> _What to work on_: Since only the written part is wanted, repeat the records exactly and omit the pictures.

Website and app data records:
+ + +

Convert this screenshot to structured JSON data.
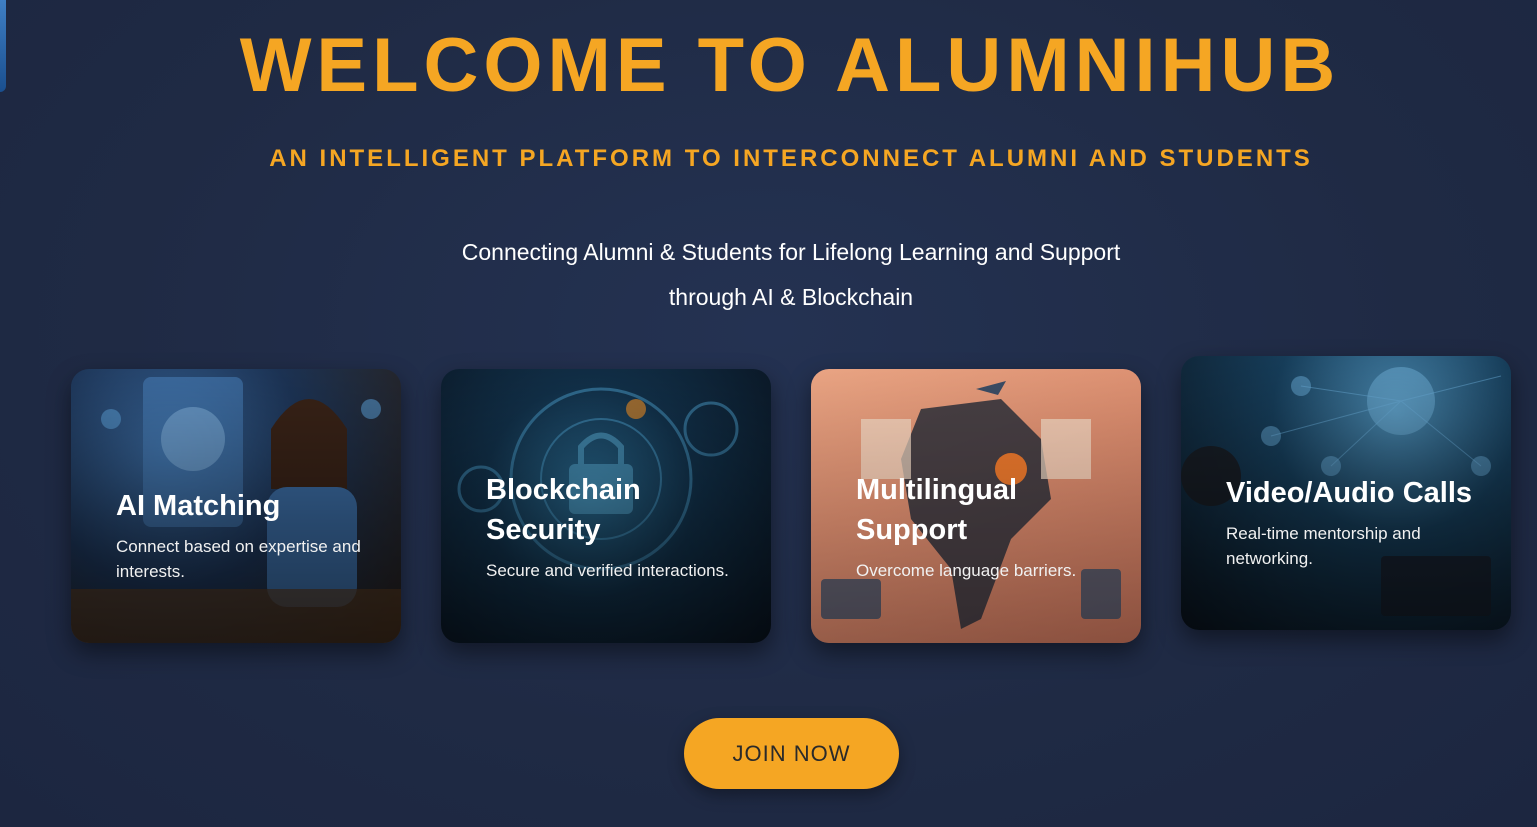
{
  "hero": {
    "title": "WELCOME TO ALUMNIHUB",
    "subtitle": "AN INTELLIGENT PLATFORM TO INTERCONNECT ALUMNI AND STUDENTS",
    "tagline_line1": "Connecting Alumni & Students for Lifelong Learning and Support",
    "tagline_line2": "through AI & Blockchain"
  },
  "features": [
    {
      "title": "AI Matching",
      "description": "Connect based on expertise and interests.",
      "image": "ai-matching-illustration"
    },
    {
      "title": "Blockchain Security",
      "description": "Secure and verified interactions.",
      "image": "blockchain-lock-illustration"
    },
    {
      "title": "Multilingual Support",
      "description": "Overcome language barriers.",
      "image": "india-map-illustration"
    },
    {
      "title": "Video/Audio Calls",
      "description": "Real-time mentorship and networking.",
      "image": "network-video-illustration"
    }
  ],
  "cta": {
    "join_label": "JOIN NOW"
  },
  "colors": {
    "accent": "#f5a623",
    "background": "#1f2a44",
    "text": "#ffffff"
  }
}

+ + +

> _Solved problem_:
Convert this screenshot to structured JSON data.
{
  "hero": {
    "title": "WELCOME TO ALUMNIHUB",
    "subtitle": "AN INTELLIGENT PLATFORM TO INTERCONNECT ALUMNI AND STUDENTS",
    "tagline_line1": "Connecting Alumni & Students for Lifelong Learning and Support",
    "tagline_line2": "through AI & Blockchain"
  },
  "features": [
    {
      "title": "AI Matching",
      "description": "Connect based on expertise and interests.",
      "image": "ai-matching-illustration"
    },
    {
      "title": "Blockchain Security",
      "description": "Secure and verified interactions.",
      "image": "blockchain-lock-illustration"
    },
    {
      "title": "Multilingual Support",
      "description": "Overcome language barriers.",
      "image": "india-map-illustration"
    },
    {
      "title": "Video/Audio Calls",
      "description": "Real-time mentorship and networking.",
      "image": "network-video-illustration"
    }
  ],
  "cta": {
    "join_label": "JOIN NOW"
  },
  "colors": {
    "accent": "#f5a623",
    "background": "#1f2a44",
    "text": "#ffffff"
  }
}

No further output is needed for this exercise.